PROBLEM TO SOLVE: When you come to a picture, pass over it, and set down the entries below exactly.

--------

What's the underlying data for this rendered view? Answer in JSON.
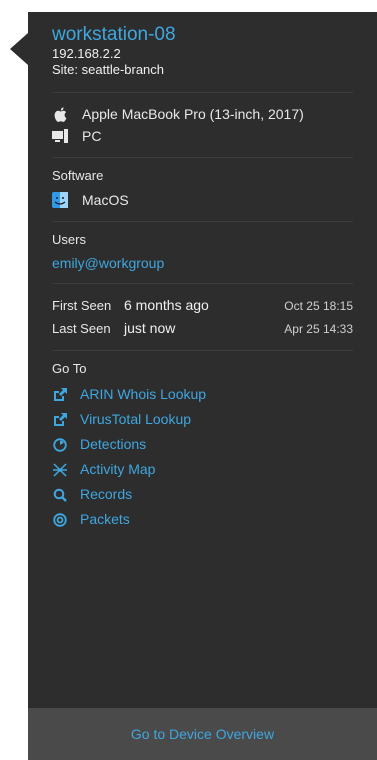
{
  "device": {
    "hostname": "workstation-08",
    "ip": "192.168.2.2",
    "site_label": "Site:",
    "site_value": "seattle-branch"
  },
  "hardware": {
    "model": "Apple MacBook Pro (13-inch, 2017)",
    "type": "PC"
  },
  "software": {
    "label": "Software",
    "os": "MacOS"
  },
  "users": {
    "label": "Users",
    "items": [
      "emily@workgroup"
    ]
  },
  "seen": {
    "first_label": "First Seen",
    "first_value": "6 months ago",
    "first_date": "Oct 25 18:15",
    "last_label": "Last Seen",
    "last_value": "just now",
    "last_date": "Apr 25 14:33"
  },
  "goto": {
    "label": "Go To",
    "items": [
      {
        "label": "ARIN Whois Lookup",
        "icon": "external-link-icon"
      },
      {
        "label": "VirusTotal Lookup",
        "icon": "external-link-icon"
      },
      {
        "label": "Detections",
        "icon": "detections-icon"
      },
      {
        "label": "Activity Map",
        "icon": "activity-map-icon"
      },
      {
        "label": "Records",
        "icon": "search-icon"
      },
      {
        "label": "Packets",
        "icon": "packets-icon"
      }
    ]
  },
  "footer": {
    "label": "Go to Device Overview"
  },
  "colors": {
    "panel_bg": "#2d2d2d",
    "accent": "#3fa7e0",
    "footer_bg": "#4a4a4a"
  }
}
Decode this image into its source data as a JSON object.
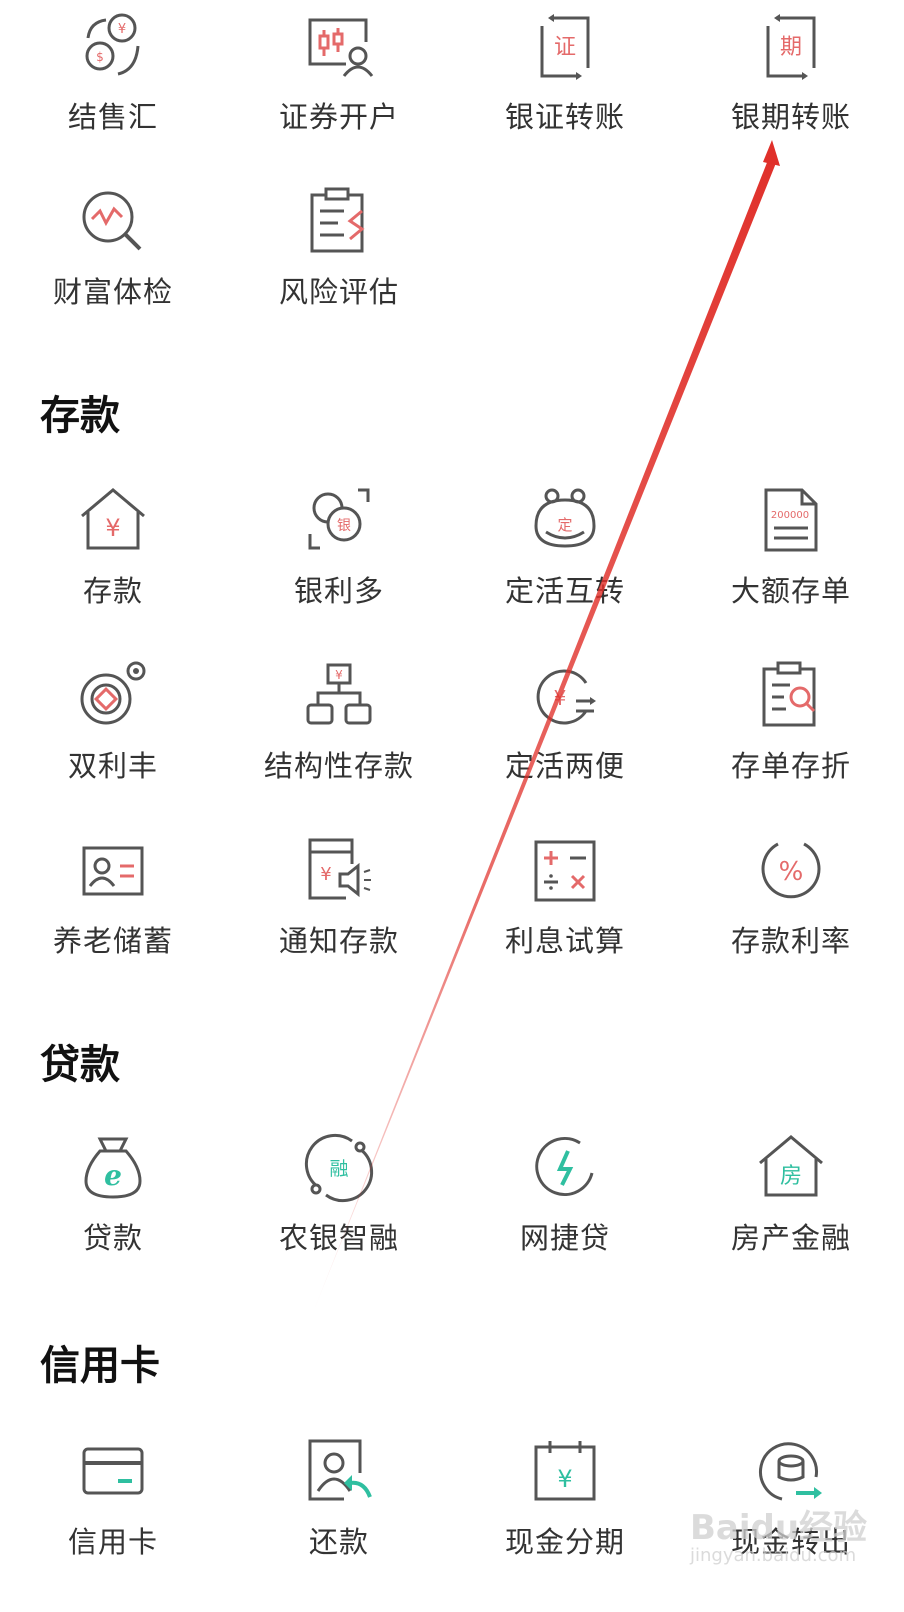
{
  "colors": {
    "icon_gray": "#555555",
    "accent_red": "#e46a6a",
    "accent_green": "#2fbfa0",
    "arrow_red": "#e0302a"
  },
  "top_items": [
    {
      "label": "结售汇",
      "icon": "currency-exchange-icon"
    },
    {
      "label": "证券开户",
      "icon": "securities-account-icon"
    },
    {
      "label": "银证转账",
      "icon": "bank-securities-transfer-icon",
      "glyph": "证"
    },
    {
      "label": "银期转账",
      "icon": "bank-futures-transfer-icon",
      "glyph": "期"
    },
    {
      "label": "财富体检",
      "icon": "wealth-checkup-icon"
    },
    {
      "label": "风险评估",
      "icon": "risk-assessment-icon"
    }
  ],
  "deposit": {
    "title": "存款",
    "items": [
      {
        "label": "存款",
        "icon": "deposit-house-icon"
      },
      {
        "label": "银利多",
        "icon": "yinliduo-icon",
        "glyph": "银"
      },
      {
        "label": "定活互转",
        "icon": "fixed-current-swap-icon",
        "glyph": "定"
      },
      {
        "label": "大额存单",
        "icon": "large-deposit-certificate-icon",
        "glyph": "200000"
      },
      {
        "label": "双利丰",
        "icon": "shuanglifeng-icon"
      },
      {
        "label": "结构性存款",
        "icon": "structured-deposit-icon"
      },
      {
        "label": "定活两便",
        "icon": "fixed-current-flexible-icon"
      },
      {
        "label": "存单存折",
        "icon": "passbook-search-icon"
      },
      {
        "label": "养老储蓄",
        "icon": "pension-savings-icon"
      },
      {
        "label": "通知存款",
        "icon": "notice-deposit-icon"
      },
      {
        "label": "利息试算",
        "icon": "interest-calculator-icon"
      },
      {
        "label": "存款利率",
        "icon": "deposit-rate-icon"
      }
    ]
  },
  "loan": {
    "title": "贷款",
    "items": [
      {
        "label": "贷款",
        "icon": "loan-bag-icon"
      },
      {
        "label": "农银智融",
        "icon": "nongyin-zhirong-icon",
        "glyph": "融"
      },
      {
        "label": "网捷贷",
        "icon": "wangjiedai-icon"
      },
      {
        "label": "房产金融",
        "icon": "property-finance-icon",
        "glyph": "房"
      }
    ]
  },
  "credit_card": {
    "title": "信用卡",
    "items": [
      {
        "label": "信用卡",
        "icon": "credit-card-icon"
      },
      {
        "label": "还款",
        "icon": "repayment-icon"
      },
      {
        "label": "现金分期",
        "icon": "cash-installment-icon"
      },
      {
        "label": "现金转出",
        "icon": "cash-transfer-out-icon"
      }
    ]
  },
  "watermark": {
    "brand": "Baidu经验",
    "domain": "jingyan.baidu.com"
  }
}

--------

RESPONSE AREA:
What's the underlying data for this rendered view? Answer in JSON.
{
  "device": {
    "hostname": "workstation-08",
    "ip": "192.168.2.2",
    "site_label": "Site:",
    "site_value": "seattle-branch"
  },
  "hardware": {
    "model": "Apple MacBook Pro (13-inch, 2017)",
    "type": "PC"
  },
  "software": {
    "label": "Software",
    "os": "MacOS"
  },
  "users": {
    "label": "Users",
    "items": [
      "emily@workgroup"
    ]
  },
  "seen": {
    "first_label": "First Seen",
    "first_value": "6 months ago",
    "first_date": "Oct 25 18:15",
    "last_label": "Last Seen",
    "last_value": "just now",
    "last_date": "Apr 25 14:33"
  },
  "goto": {
    "label": "Go To",
    "items": [
      {
        "label": "ARIN Whois Lookup",
        "icon": "external-link-icon"
      },
      {
        "label": "VirusTotal Lookup",
        "icon": "external-link-icon"
      },
      {
        "label": "Detections",
        "icon": "detections-icon"
      },
      {
        "label": "Activity Map",
        "icon": "activity-map-icon"
      },
      {
        "label": "Records",
        "icon": "search-icon"
      },
      {
        "label": "Packets",
        "icon": "packets-icon"
      }
    ]
  },
  "footer": {
    "label": "Go to Device Overview"
  },
  "colors": {
    "panel_bg": "#2d2d2d",
    "accent": "#3fa7e0",
    "footer_bg": "#4a4a4a"
  }
}
Decode this image into its source data as a JSON object.
{
  "colors": {
    "icon_gray": "#555555",
    "accent_red": "#e46a6a",
    "accent_green": "#2fbfa0",
    "arrow_red": "#e0302a"
  },
  "top_items": [
    {
      "label": "结售汇",
      "icon": "currency-exchange-icon"
    },
    {
      "label": "证券开户",
      "icon": "securities-account-icon"
    },
    {
      "label": "银证转账",
      "icon": "bank-securities-transfer-icon",
      "glyph": "证"
    },
    {
      "label": "银期转账",
      "icon": "bank-futures-transfer-icon",
      "glyph": "期"
    },
    {
      "label": "财富体检",
      "icon": "wealth-checkup-icon"
    },
    {
      "label": "风险评估",
      "icon": "risk-assessment-icon"
    }
  ],
  "deposit": {
    "title": "存款",
    "items": [
      {
        "label": "存款",
        "icon": "deposit-house-icon"
      },
      {
        "label": "银利多",
        "icon": "yinliduo-icon",
        "glyph": "银"
      },
      {
        "label": "定活互转",
        "icon": "fixed-current-swap-icon",
        "glyph": "定"
      },
      {
        "label": "大额存单",
        "icon": "large-deposit-certificate-icon",
        "glyph": "200000"
      },
      {
        "label": "双利丰",
        "icon": "shuanglifeng-icon"
      },
      {
        "label": "结构性存款",
        "icon": "structured-deposit-icon"
      },
      {
        "label": "定活两便",
        "icon": "fixed-current-flexible-icon"
      },
      {
        "label": "存单存折",
        "icon": "passbook-search-icon"
      },
      {
        "label": "养老储蓄",
        "icon": "pension-savings-icon"
      },
      {
        "label": "通知存款",
        "icon": "notice-deposit-icon"
      },
      {
        "label": "利息试算",
        "icon": "interest-calculator-icon"
      },
      {
        "label": "存款利率",
        "icon": "deposit-rate-icon"
      }
    ]
  },
  "loan": {
    "title": "贷款",
    "items": [
      {
        "label": "贷款",
        "icon": "loan-bag-icon"
      },
      {
        "label": "农银智融",
        "icon": "nongyin-zhirong-icon",
        "glyph": "融"
      },
      {
        "label": "网捷贷",
        "icon": "wangjiedai-icon"
      },
      {
        "label": "房产金融",
        "icon": "property-finance-icon",
        "glyph": "房"
      }
    ]
  },
  "credit_card": {
    "title": "信用卡",
    "items": [
      {
        "label": "信用卡",
        "icon": "credit-card-icon"
      },
      {
        "label": "还款",
        "icon": "repayment-icon"
      },
      {
        "label": "现金分期",
        "icon": "cash-installment-icon"
      },
      {
        "label": "现金转出",
        "icon": "cash-transfer-out-icon"
      }
    ]
  },
  "watermark": {
    "brand": "Baidu经验",
    "domain": "jingyan.baidu.com"
  }
}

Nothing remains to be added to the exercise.